The Ministry of Fisheries, Animal Husbandry and Dairying published the Draft Animal Birth Control Rules 2022 vide notification dated 31st July 2022, and it was subsequently published in the Gazette of India on 26th August 2022. Comments on the draft notification were invited from the public within 60 days from the publication of the same in the Gazette of India.
We welcome the amendments proposed in the Animal Birth Control Rules (“ABC Rules”) 2022 which seek to replace the ABC Rules of 2001. We appreciate the amendments related to prescribing the obligations of the Local Authorities, Monitoring Committees and Resident Welfare Association/ Apartment Owners Associations (“RWAs/AOAs”) in the Rules. We also appreciate the provision for forming Animal Welfare Committees for resolution of conflicts related to feeding of free-ranging domestic dogs. While we value the intention underlying the revised ABC Rules of 2022, we observed that there is scope to refine and improve the Rules for proper implementation and greater impact. Following is the pointwise summary of our submissions on the Draft ABC Rules 2022:
- Using the term ‘free ranging domestic dogs’ will be more appropriate to scientifically depict the classification of domestic dogs which are not owned by individuals.
- The disposal of animal carcasses and organs as part of the ABC Rules must comply with the provisions of environmental legislations, especially Biomedical Waste Rules, 2016 to avoid overlaps and delays in the process of waste disposal, bring clarity to the law, and minimise the environmental footprint.
- The proposal to publicly announce sterilisation and vaccination drives of free ranging domestic dogs by Local Authorities must prescribe a minimum notice period to ensure support from local volunteers and must include recognized animal caretakers and representatives of RWAs/AOAs to improve transparency and trust among people.
- Once a free ranging domestic animal is sterilised and vaccinated, the same must be monitored through ear-tags with identification number for future vaccinations and to monitor the well-being of the animals.
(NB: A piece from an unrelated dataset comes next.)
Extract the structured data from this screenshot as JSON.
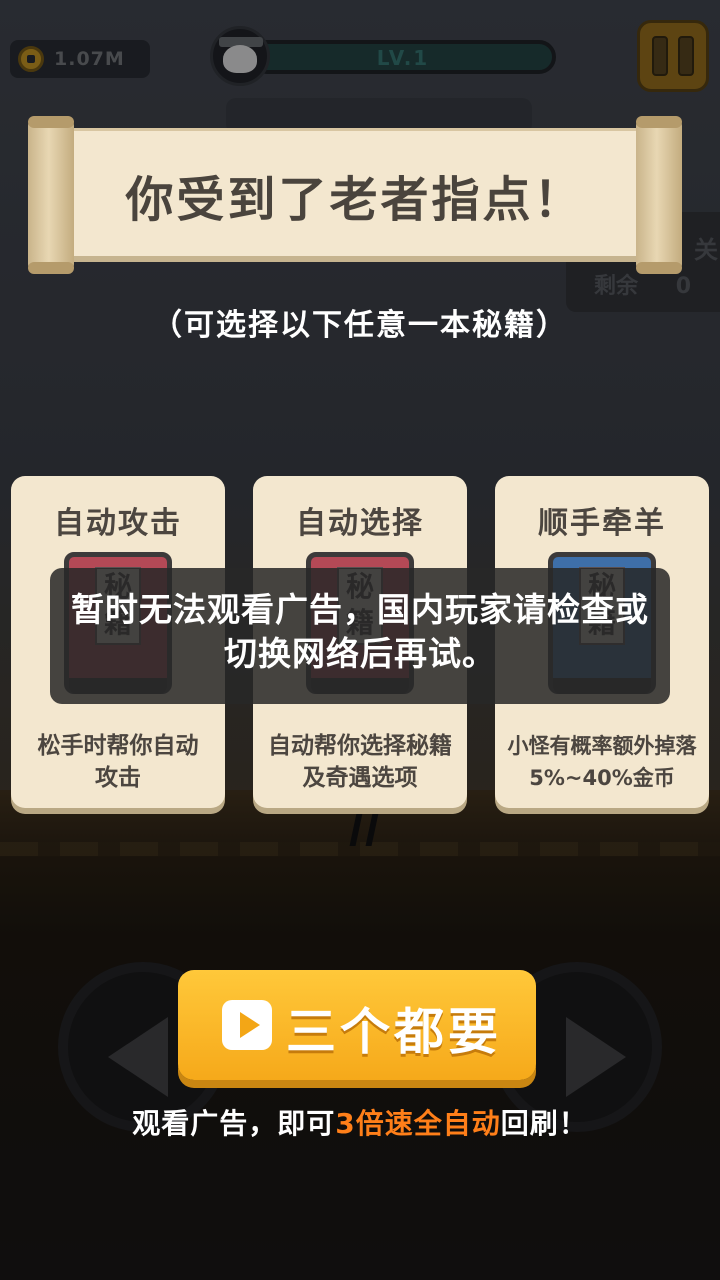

- The local RWAs/AOAs must maintain records of sterilisation, vaccination and population of free ranging domestic animals within their locality. This will greatly help Local Authorities and Animal Welfare Organisation to plan and execute the ABC Rules, 2022 efficiently.
- Local Authorities must be mandated to publish a database of free-ranging animals sterilised and vaccinated through a publicly accessible website.
- The proposed clause on designating feeding spots must be complemented with proper guidelines, training, assistance, and must be supervised by Local Authorities.
- In the Animal Welfare Committees (“AWC”), the representative of jurisdictional Police must not be below the rank of SHO. For areas which are in or around wildlife habitats, ecologically sensitive areas, important bird areas, etc., a representative of the Forest Department of the State not below the rank of a Range Officer must be part of the AWC.
- The Monitoring Committees must include members from other relevant Ministries, State Departments and independent subject experts.
- The composition, eligibility criteria and qualifications of the members of the Inspection Team proposed to be constituted by Animal Welfare Board of India must be prescribed in the Rules itself to avoid arbitrariness and potential conflicts.
- The Rules must provide a clause for claiming compensation from the State Government for injuries and deaths resulting from free-ranging domestic animals as can be seen in other laws like the Wildlife (Protection) Act, 1972.
- As a public safety measure, the ABC Rules must have an enabling provision to permit the local authorities to translocate and rehabilitate excess populations of free-ranging domestic dogs to a shelter in case an area has already exceeded carrying capacity.
- Suitable amendments to the Prevention of Cruelty to Animals Act, 1960 and ABC Rules must be made to enable a scientific plan for the population management of free-ranging domestic dogs in wildlife habitats, where they are dangerous to native wildlife.